Each Friday, Horse Nation teams up with Ovation Riding to spotlight an individual or organization doing good work in the horse world. Today, we recognize TheraPony and its “30 Geldings in 30 Days” program.
Choosing to geld intact horses is one of the most basic and helpful steps in reducing the population of unwanted horses in the United States: geldings are easier to place, house and usually train than stallions as well as removes the potential for accidental breeding to produce yet more unwanted horses.
That’s why TheraPony, a horse rescue and sanctuary based in Ramona, California, decided to host a “30 Geldings in 30 Days” ongoing clinic for the month of April. We spoke with Lana Russell of TheraPony to learn more.
Tell us a little bit more about TheraPony and how you came up with this idea.
TheraPony is an all volunteer run horse rescue and sanctuary. We were brainstorming how we can help our community better and keep horses from needing rescue and gelding was one of the top ideas. We presented this idea at Homes For Horses Coalition conference in Nashville in September and it won the approval of about 180 attendees. We decided to provide 30 free in-home castrations during the month of April in the San Diego area as part of this year’s ASPCA’s Help A Horse Day Celebration. Our 30 Geldings In 30 Days campaign has been a big hit in the community. In-home castrations reduce the stress and lessen the chances of complications.
Are you partnering with any other organizations to help fundraise this program?

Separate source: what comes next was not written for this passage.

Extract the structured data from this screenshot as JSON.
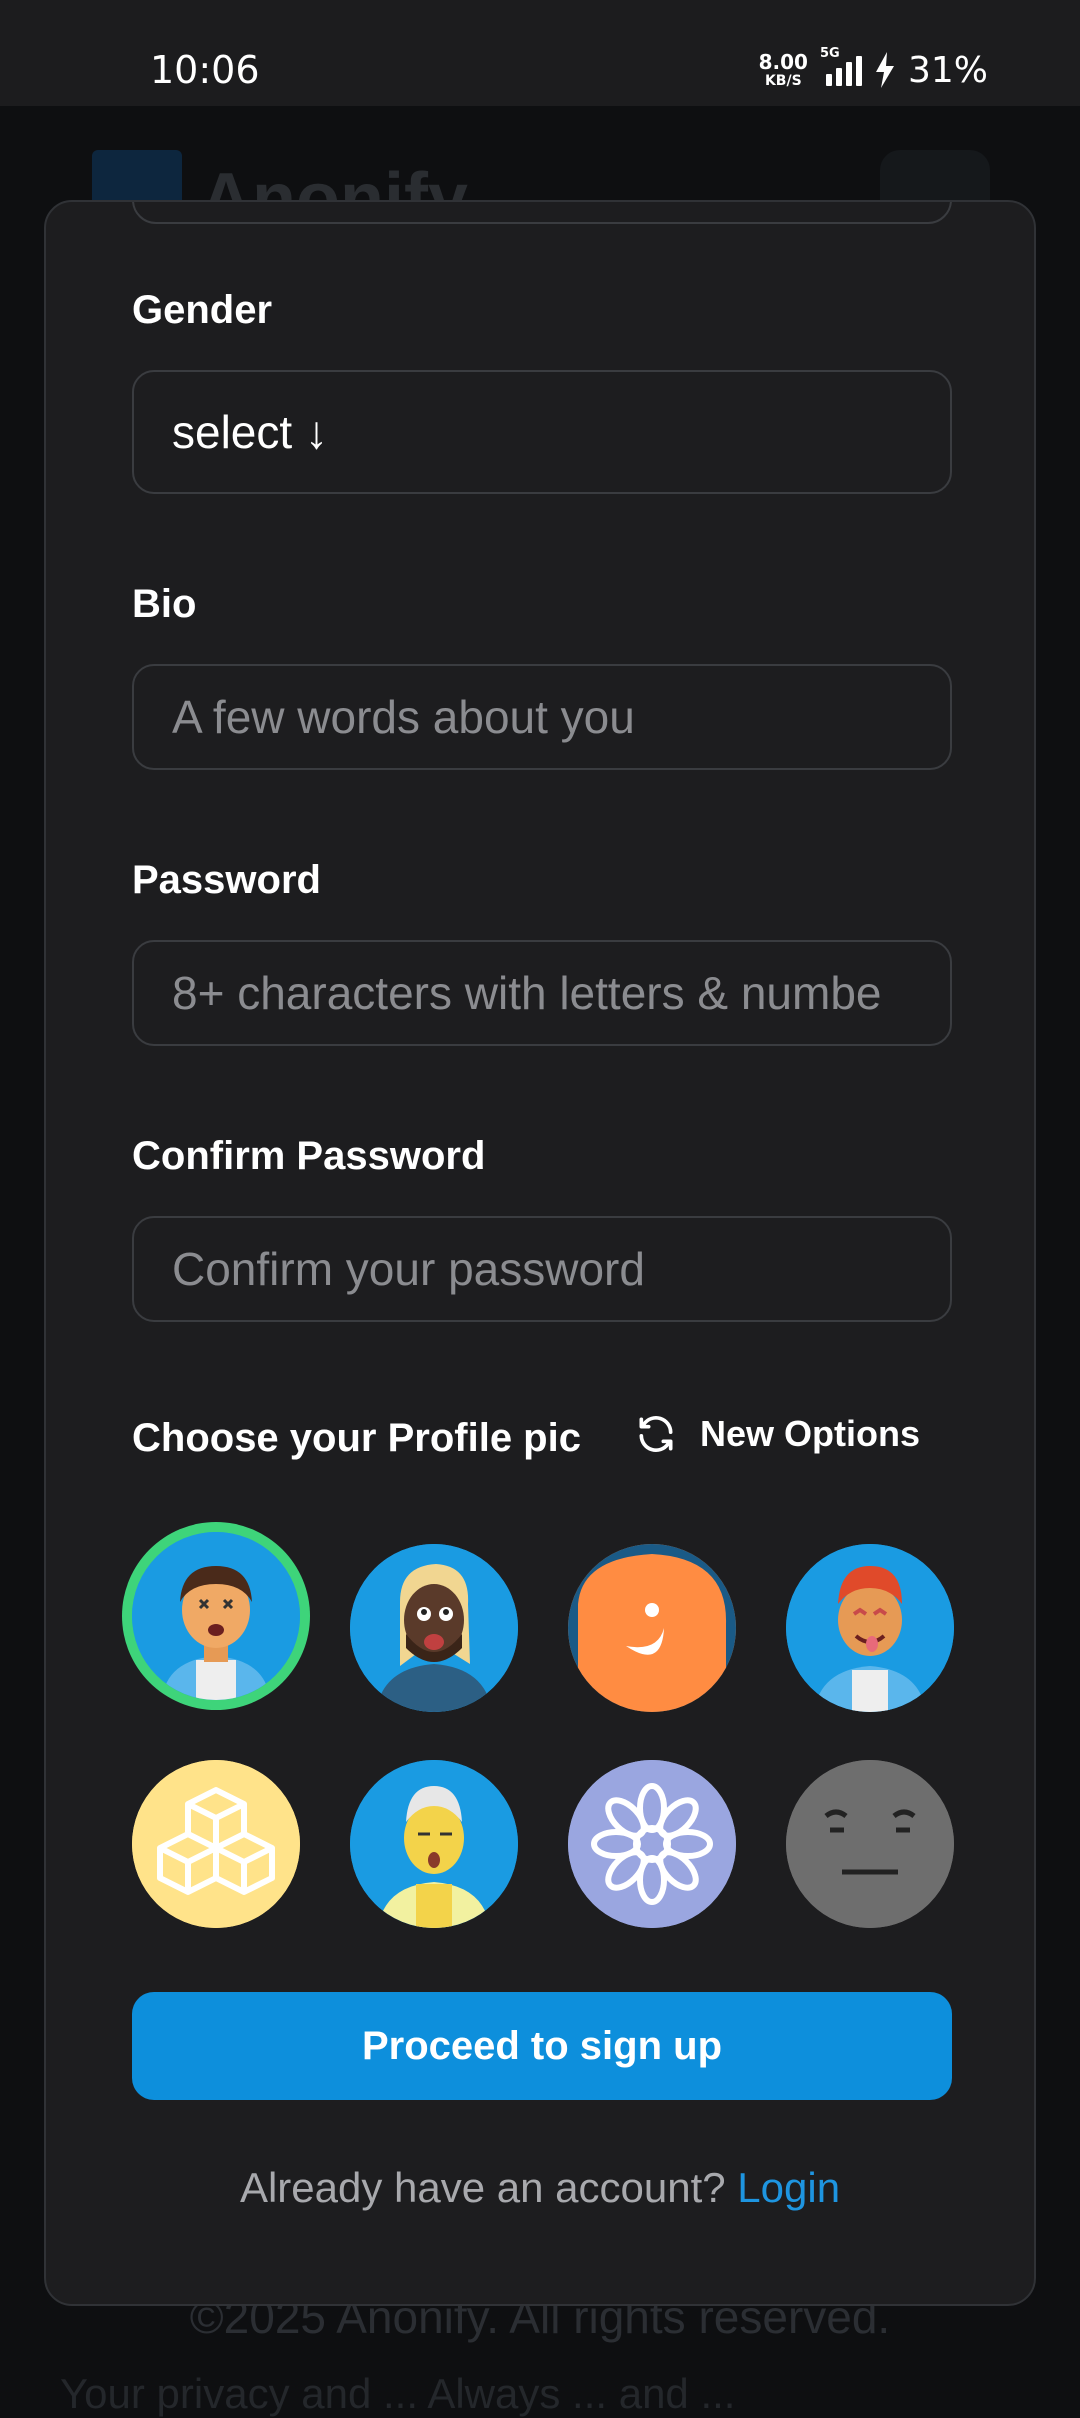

Operation Gelding is a collaborative effort among TheraPony, local veterinarians, and the Unwanted Horse Coalition. Volunteers organized the month-long event to help owners who might not otherwise be able to afford the procedure. The program not only benefits owners, who may not have the proper facilities or knowledge to care for a stallion, but it ensures the horse cannot be bred, and often results in a horse that is much calmer and easily trained, which means he is more likely to find a new home if the owner can no longer care for him.
So far, we have castrated 13 horses and donkeys. We only have two or three spots left to fill before we reach our goal of 30.
That’s great news! How did you get the word out to owners about the clinic?
We posted a flyer on Facebook and our website, left flyers in local feed stores, talked to a lot of horse owners in the community and asked them to let their friends know. California Riding Magazine did an article on the program in March as well.
Many thanks thanks to Ovation Riding for their support of both Horse Nation and individuals and organizations that are doing good work in the horse world. If you know someone who deserves a Standing Ovation, we would love to recognize them in a future post. Email the name of the person or organization along with a message about the good work they do to [email protected] Photos/videos are always welcome, and include a link to their website if applicable.